Turkey's central bank maintained its policy stance, keeping its key rates unchanged, saying the current stance was appropriate to contain inflationary risks but "emphasized that any new data or information may lead the Committee to revise its stance."
The Central Bank of the Republic of Turkey (CBRT), which has tightened policy since May to protect its currency and contain inflation, said interbank money market rates would remain close to 7.75 percent while the weighted average cost of funding would be at 6.75 percent or above.
Turkey's central bank conducts a slightly unorthodox monetary policy and in November, for example, it dropped the reference to its one-week repo rate as a policy rate and started putting more emphasis on the overnight lending rate, which acts as a ceiling in it interest rate corridor.

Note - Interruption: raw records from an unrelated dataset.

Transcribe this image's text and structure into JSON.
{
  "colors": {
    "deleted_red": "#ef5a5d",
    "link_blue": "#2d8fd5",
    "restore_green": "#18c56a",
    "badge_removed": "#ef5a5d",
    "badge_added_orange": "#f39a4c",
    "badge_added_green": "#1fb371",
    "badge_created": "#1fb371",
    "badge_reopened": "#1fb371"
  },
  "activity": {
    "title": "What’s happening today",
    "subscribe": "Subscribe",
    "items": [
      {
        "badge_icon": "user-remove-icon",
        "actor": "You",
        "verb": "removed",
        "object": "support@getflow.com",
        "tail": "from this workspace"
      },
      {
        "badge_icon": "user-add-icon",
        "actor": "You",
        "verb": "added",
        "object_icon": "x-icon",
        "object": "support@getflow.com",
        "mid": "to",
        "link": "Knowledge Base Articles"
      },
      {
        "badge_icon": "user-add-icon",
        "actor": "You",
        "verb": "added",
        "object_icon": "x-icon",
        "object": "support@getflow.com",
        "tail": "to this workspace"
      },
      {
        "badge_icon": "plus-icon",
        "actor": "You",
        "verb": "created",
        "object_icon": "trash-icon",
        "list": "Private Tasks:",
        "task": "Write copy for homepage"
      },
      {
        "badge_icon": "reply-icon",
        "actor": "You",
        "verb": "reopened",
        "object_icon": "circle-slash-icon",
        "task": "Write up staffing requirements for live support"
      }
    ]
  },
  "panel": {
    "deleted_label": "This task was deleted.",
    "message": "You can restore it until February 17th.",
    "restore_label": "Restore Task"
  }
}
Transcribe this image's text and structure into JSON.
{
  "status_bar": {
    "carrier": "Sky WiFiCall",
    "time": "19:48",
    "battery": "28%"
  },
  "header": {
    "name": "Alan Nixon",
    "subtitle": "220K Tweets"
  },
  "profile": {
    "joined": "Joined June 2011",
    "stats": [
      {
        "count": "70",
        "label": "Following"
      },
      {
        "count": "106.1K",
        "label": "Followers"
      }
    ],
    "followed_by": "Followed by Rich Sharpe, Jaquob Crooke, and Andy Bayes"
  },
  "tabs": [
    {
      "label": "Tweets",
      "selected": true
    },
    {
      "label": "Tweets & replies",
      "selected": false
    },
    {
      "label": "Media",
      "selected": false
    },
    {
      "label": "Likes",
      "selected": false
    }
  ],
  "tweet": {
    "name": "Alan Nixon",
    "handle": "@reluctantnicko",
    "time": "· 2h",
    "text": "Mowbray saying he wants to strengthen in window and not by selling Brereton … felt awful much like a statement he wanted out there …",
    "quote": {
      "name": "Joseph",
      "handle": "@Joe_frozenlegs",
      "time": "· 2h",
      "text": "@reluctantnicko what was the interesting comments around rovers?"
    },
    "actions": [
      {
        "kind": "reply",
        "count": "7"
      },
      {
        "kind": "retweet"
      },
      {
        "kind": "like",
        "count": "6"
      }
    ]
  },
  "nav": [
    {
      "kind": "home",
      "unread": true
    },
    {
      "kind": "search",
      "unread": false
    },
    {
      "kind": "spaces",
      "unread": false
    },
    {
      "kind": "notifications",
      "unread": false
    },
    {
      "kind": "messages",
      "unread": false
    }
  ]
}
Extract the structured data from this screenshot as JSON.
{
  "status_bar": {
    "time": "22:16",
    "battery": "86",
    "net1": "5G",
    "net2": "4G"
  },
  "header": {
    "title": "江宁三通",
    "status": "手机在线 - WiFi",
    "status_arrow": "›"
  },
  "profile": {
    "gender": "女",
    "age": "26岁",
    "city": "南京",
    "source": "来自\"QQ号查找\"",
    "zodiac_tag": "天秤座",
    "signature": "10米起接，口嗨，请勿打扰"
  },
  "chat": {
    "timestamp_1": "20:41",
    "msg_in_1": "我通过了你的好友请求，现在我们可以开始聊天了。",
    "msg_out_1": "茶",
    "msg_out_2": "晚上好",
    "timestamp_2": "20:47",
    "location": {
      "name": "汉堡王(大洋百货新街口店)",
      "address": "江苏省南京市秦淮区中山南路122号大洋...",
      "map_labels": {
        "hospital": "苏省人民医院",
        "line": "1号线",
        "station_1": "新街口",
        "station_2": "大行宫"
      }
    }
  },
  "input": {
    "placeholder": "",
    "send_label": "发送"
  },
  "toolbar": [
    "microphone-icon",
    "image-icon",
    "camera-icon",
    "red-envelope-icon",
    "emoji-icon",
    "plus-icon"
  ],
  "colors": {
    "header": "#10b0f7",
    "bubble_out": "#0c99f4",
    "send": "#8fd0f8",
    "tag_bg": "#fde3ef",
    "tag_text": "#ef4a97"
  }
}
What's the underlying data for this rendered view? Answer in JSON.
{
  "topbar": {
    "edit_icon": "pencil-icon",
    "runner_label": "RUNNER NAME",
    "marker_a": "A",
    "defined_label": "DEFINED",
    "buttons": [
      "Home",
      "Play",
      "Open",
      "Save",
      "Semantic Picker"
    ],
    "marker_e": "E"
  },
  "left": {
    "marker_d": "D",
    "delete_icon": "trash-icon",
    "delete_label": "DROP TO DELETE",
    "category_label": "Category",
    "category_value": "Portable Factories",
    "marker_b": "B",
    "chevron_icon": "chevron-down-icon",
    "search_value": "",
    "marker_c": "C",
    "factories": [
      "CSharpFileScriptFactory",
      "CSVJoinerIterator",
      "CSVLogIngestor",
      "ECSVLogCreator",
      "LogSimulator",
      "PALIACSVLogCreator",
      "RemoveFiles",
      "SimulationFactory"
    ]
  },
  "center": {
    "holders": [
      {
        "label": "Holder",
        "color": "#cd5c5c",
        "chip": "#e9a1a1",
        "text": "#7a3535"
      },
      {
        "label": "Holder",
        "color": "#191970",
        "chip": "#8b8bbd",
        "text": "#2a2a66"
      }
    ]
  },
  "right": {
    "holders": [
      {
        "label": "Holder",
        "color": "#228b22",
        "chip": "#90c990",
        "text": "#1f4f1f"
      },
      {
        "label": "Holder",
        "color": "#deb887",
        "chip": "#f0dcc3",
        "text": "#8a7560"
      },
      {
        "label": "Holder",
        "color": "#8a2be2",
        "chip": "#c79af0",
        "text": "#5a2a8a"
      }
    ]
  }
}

The overnight lending rate was maintained at 7.75 percent while the borrowing rate, the floor in the corridor, was held at 3.5 percent along with the rate of borrowing facilities for primary dealers at 6.75 percent. The one-week repo rate was held at 4.5 percent.
Turkey's inflation rate, which has been boosted by a depreciation of its lira since the U.S. Federal Reserve warned it May that it was considering tapering its asset purchases, has declined in recent months and fell further to 7.3 percent in November from 7.71 percent in October.
"Inflation is expected to fall further in the forthcoming period," the central bank said, adding that core inflation may hover above the bank's 5.0 percent target "for some time."
In its latest inflation forecast from this month, the central bank revised upward its inflation forecast to 6.8 percent by end-2013 and 5.3 percent end-2014, partly due to exchange rate changes and higher oil price assumptions.
"The Committee stated that the cautious monetary policy stance should be maintained until the inflation outlook is in line with the medium term targets," the bank said.
But the bank also said that domestic demand and exports were continuing to grow at a moderate pace and the "moderate decline in the current account deficit excluding gold trade is expected to continue."
Turkey's Gross Domestic Product rose by 0.9 percent in the third quarter from the second quarter for annual growth of 4.4 percent while the current account narrowed to US$ 2.89 billion in October from $3.37 billion in September.